WHAT IS REQUIRED: Could the data underneath be repeated exactly, in full?

**********

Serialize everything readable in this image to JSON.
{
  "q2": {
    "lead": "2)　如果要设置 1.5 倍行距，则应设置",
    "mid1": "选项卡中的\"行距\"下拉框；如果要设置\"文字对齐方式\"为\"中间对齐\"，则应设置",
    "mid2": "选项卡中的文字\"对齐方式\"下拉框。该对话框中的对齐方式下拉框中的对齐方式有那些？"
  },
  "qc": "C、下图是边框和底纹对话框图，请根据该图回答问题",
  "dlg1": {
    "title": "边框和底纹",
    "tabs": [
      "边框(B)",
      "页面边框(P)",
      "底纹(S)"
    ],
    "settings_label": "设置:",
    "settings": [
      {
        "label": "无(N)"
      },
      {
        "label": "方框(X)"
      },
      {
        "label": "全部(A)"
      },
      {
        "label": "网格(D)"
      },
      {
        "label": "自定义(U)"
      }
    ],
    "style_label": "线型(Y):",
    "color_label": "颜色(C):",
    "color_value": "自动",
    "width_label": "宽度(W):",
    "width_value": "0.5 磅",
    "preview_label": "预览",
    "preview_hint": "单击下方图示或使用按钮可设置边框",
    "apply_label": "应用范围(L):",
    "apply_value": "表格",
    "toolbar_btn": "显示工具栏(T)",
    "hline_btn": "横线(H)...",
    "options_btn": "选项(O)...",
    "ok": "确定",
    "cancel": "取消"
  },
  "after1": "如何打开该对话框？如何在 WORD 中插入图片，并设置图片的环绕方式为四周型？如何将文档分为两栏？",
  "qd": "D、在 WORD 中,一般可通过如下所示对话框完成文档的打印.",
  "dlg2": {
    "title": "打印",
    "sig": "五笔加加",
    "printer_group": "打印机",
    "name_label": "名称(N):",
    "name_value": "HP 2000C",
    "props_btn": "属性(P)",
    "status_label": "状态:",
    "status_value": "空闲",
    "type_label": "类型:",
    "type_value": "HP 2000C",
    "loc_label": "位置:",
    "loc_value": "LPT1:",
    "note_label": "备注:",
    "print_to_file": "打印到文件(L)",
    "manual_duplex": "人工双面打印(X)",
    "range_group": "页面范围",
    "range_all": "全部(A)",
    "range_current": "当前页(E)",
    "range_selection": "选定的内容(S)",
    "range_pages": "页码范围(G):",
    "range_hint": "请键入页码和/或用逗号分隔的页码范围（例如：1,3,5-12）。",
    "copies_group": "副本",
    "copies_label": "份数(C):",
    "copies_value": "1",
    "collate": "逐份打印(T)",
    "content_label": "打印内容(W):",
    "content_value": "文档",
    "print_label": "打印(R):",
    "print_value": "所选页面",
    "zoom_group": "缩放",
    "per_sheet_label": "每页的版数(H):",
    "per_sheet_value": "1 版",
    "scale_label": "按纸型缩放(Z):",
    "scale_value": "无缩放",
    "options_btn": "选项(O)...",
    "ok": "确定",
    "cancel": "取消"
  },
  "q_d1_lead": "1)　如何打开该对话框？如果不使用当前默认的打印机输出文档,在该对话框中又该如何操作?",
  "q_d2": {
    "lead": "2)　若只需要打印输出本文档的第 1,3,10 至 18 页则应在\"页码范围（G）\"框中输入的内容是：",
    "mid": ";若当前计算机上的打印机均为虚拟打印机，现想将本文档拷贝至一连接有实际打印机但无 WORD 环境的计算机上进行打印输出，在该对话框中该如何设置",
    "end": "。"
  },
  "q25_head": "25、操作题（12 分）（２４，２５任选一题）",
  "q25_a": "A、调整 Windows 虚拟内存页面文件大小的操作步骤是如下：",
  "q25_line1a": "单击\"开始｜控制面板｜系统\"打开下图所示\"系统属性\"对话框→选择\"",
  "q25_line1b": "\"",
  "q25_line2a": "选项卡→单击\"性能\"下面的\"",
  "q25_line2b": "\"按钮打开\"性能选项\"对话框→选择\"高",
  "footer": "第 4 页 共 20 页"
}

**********

YOUR SOLUTION:
Serialize everything readable in this image to JSON.
{
  "q2": {
    "lead": "2)　如果要设置 1.5 倍行距，则应设置",
    "mid1": "选项卡中的\"行距\"下拉框；如果要设置\"文字对齐方式\"为\"中间对齐\"，则应设置",
    "mid2": "选项卡中的文字\"对齐方式\"下拉框。该对话框中的对齐方式下拉框中的对齐方式有那些？"
  },
  "qc": "C、下图是边框和底纹对话框图，请根据该图回答问题",
  "dlg1": {
    "title": "边框和底纹",
    "tabs": [
      "边框(B)",
      "页面边框(P)",
      "底纹(S)"
    ],
    "settings_label": "设置:",
    "settings": [
      {
        "label": "无(N)"
      },
      {
        "label": "方框(X)"
      },
      {
        "label": "全部(A)"
      },
      {
        "label": "网格(D)"
      },
      {
        "label": "自定义(U)"
      }
    ],
    "style_label": "线型(Y):",
    "color_label": "颜色(C):",
    "color_value": "自动",
    "width_label": "宽度(W):",
    "width_value": "0.5 磅",
    "preview_label": "预览",
    "preview_hint": "单击下方图示或使用按钮可设置边框",
    "apply_label": "应用范围(L):",
    "apply_value": "表格",
    "toolbar_btn": "显示工具栏(T)",
    "hline_btn": "横线(H)...",
    "options_btn": "选项(O)...",
    "ok": "确定",
    "cancel": "取消"
  },
  "after1": "如何打开该对话框？如何在 WORD 中插入图片，并设置图片的环绕方式为四周型？如何将文档分为两栏？",
  "qd": "D、在 WORD 中,一般可通过如下所示对话框完成文档的打印.",
  "dlg2": {
    "title": "打印",
    "sig": "五笔加加",
    "printer_group": "打印机",
    "name_label": "名称(N):",
    "name_value": "HP 2000C",
    "props_btn": "属性(P)",
    "status_label": "状态:",
    "status_value": "空闲",
    "type_label": "类型:",
    "type_value": "HP 2000C",
    "loc_label": "位置:",
    "loc_value": "LPT1:",
    "note_label": "备注:",
    "print_to_file": "打印到文件(L)",
    "manual_duplex": "人工双面打印(X)",
    "range_group": "页面范围",
    "range_all": "全部(A)",
    "range_current": "当前页(E)",
    "range_selection": "选定的内容(S)",
    "range_pages": "页码范围(G):",
    "range_hint": "请键入页码和/或用逗号分隔的页码范围（例如：1,3,5-12）。",
    "copies_group": "副本",
    "copies_label": "份数(C):",
    "copies_value": "1",
    "collate": "逐份打印(T)",
    "content_label": "打印内容(W):",
    "content_value": "文档",
    "print_label": "打印(R):",
    "print_value": "所选页面",
    "zoom_group": "缩放",
    "per_sheet_label": "每页的版数(H):",
    "per_sheet_value": "1 版",
    "scale_label": "按纸型缩放(Z):",
    "scale_value": "无缩放",
    "options_btn": "选项(O)...",
    "ok": "确定",
    "cancel": "取消"
  },
  "q_d1_lead": "1)　如何打开该对话框？如果不使用当前默认的打印机输出文档,在该对话框中又该如何操作?",
  "q_d2": {
    "lead": "2)　若只需要打印输出本文档的第 1,3,10 至 18 页则应在\"页码范围（G）\"框中输入的内容是：",
    "mid": ";若当前计算机上的打印机均为虚拟打印机，现想将本文档拷贝至一连接有实际打印机但无 WORD 环境的计算机上进行打印输出，在该对话框中该如何设置",
    "end": "。"
  },
  "q25_head": "25、操作题（12 分）（２４，２５任选一题）",
  "q25_a": "A、调整 Windows 虚拟内存页面文件大小的操作步骤是如下：",
  "q25_line1a": "单击\"开始｜控制面板｜系统\"打开下图所示\"系统属性\"对话框→选择\"",
  "q25_line1b": "\"",
  "q25_line2a": "选项卡→单击\"性能\"下面的\"",
  "q25_line2b": "\"按钮打开\"性能选项\"对话框→选择\"高",
  "footer": "第 4 页 共 20 页"
}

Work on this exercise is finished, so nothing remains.